CMCS – Center for Mindfulness and Contemplative Studies

 

 

Study Summary

 

B L Alderman, R L Olson, C J Brush and T J Shors. MAP training: combining meditation and aerobic exercise reduces depression and rumination while enhancing synchronized brain activity. Translational Psychiatry (2016) 6, e726; doi:10.1038/tp.2015.225. Published online 2 February 2016

 

Abstract
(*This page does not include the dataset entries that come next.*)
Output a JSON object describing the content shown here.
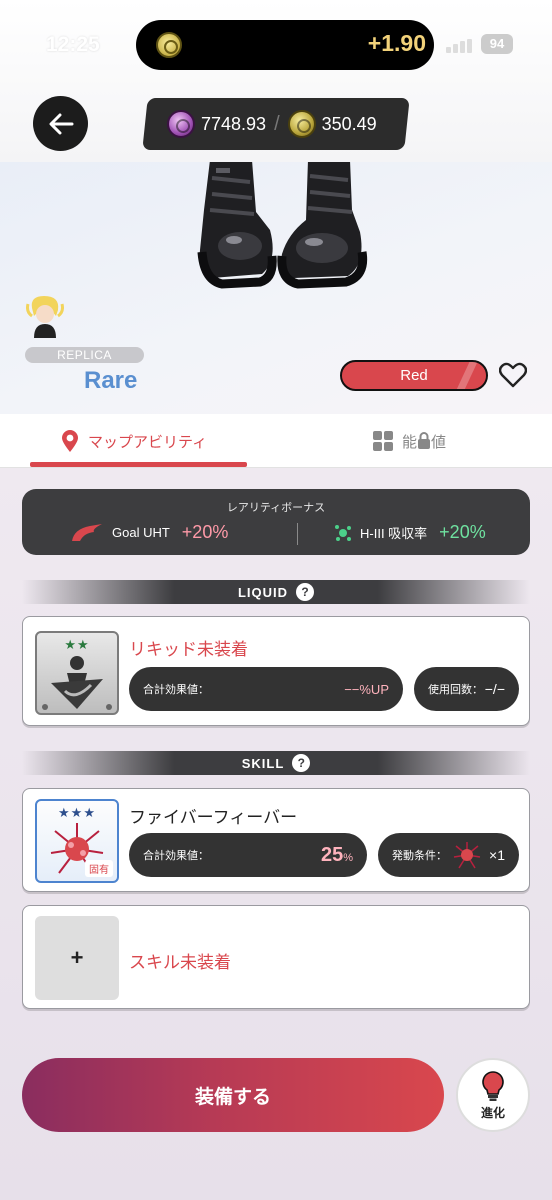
{
  "status_bar": {
    "time": "12:25",
    "island_value": "+1.90",
    "battery": "94"
  },
  "header": {
    "currency_a": "7748.93",
    "currency_b": "350.49"
  },
  "item": {
    "tier": "REPLICA",
    "rarity": "Rare",
    "color": "Red"
  },
  "tabs": {
    "map_ability": "マップアビリティ",
    "ability_value_prefix": "能",
    "ability_value_suffix": "値"
  },
  "bonus": {
    "title": "レアリティボーナス",
    "left_label": "Goal UHT",
    "left_value": "+20%",
    "right_label": "H-III 吸収率",
    "right_value": "+20%"
  },
  "liquid": {
    "section": "LIQUID",
    "help": "?",
    "stars": "★★",
    "title": "リキッド未装着",
    "effect_label": "合計効果値：",
    "effect_value": "−−%UP",
    "uses_label": "使用回数：",
    "uses_value": "−/−"
  },
  "skill": {
    "section": "SKILL",
    "help": "?",
    "stars": "★★★",
    "badge": "固有",
    "title": "ファイバーフィーバー",
    "effect_label": "合計効果値：",
    "effect_value": "25",
    "effect_unit": "%",
    "condition_label": "発動条件：",
    "condition_value": "×1",
    "empty_slot_plus": "+",
    "empty_slot_title": "スキル未装着"
  },
  "actions": {
    "equip": "装備する",
    "evolve": "進化"
  },
  "colors": {
    "accent": "#d9474d",
    "rarity_blue": "#5a8fd0",
    "dark_panel": "#3d3d3f"
  }
}
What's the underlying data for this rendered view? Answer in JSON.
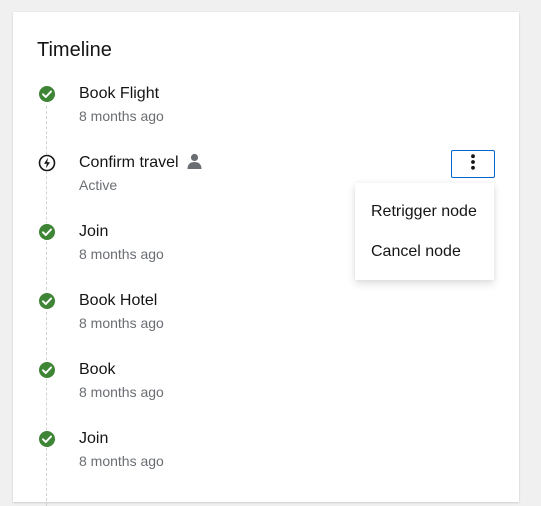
{
  "card": {
    "title": "Timeline"
  },
  "timeline": {
    "items": [
      {
        "name": "Book Flight",
        "time": "8 months ago",
        "status_icon": "check-circle-icon"
      },
      {
        "name": "Confirm travel",
        "time": "Active",
        "status_icon": "bolt-circle-icon",
        "user_icon": "user-icon"
      },
      {
        "name": "Join",
        "time": "8 months ago",
        "status_icon": "check-circle-icon"
      },
      {
        "name": "Book Hotel",
        "time": "8 months ago",
        "status_icon": "check-circle-icon"
      },
      {
        "name": "Book",
        "time": "8 months ago",
        "status_icon": "check-circle-icon"
      },
      {
        "name": "Join",
        "time": "8 months ago",
        "status_icon": "check-circle-icon"
      }
    ]
  },
  "menu": {
    "kebab_icon": "kebab-vertical-icon",
    "items": [
      {
        "label": "Retrigger node"
      },
      {
        "label": "Cancel node"
      }
    ]
  },
  "colors": {
    "success": "#3e8635",
    "accent": "#0066cc",
    "muted_text": "#6a6e73",
    "user_icon": "#6a6e73"
  }
}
Mental and physical (MAP) training is a novel clinical intervention that combines mental training through meditation and physical training through aerobic exercise. The intervention was translated from neuroscientific studies indicating that MAP training increases neurogenesis in the adult brain. Each session consisted of 30 min of focused-attention (FA) meditation and 30 min of moderate-intensity aerobic exercise. Fifty-two participants completed the 8-week intervention, which consisted of two sessions per week. Following the intervention, individuals with major depressive disorder (MDD; n=22) reported significantly less depressive symptoms and ruminative thoughts. Typical healthy individuals (n=30) also reported less depressive symptoms at follow-up. Behavioral and event-related potential indices of cognitive control were collected at baseline and follow-up during a modified flanker task. Following MAP training, N2 and P3 component amplitudes increased relative to baseline, especially among individuals with MDD. These data indicate enhanced neural responses during the detection and resolution of conflicting stimuli. Although previous research has supported the individual beneficial effects of aerobic exercise and meditation for depression, these findings indicate that a combination of the two may be particularly effective in increasing cognitive control processes and decreasing ruminative thought patterns.

http://www.nature.com/tp/journal/v6/n2/full/tp2015225a.html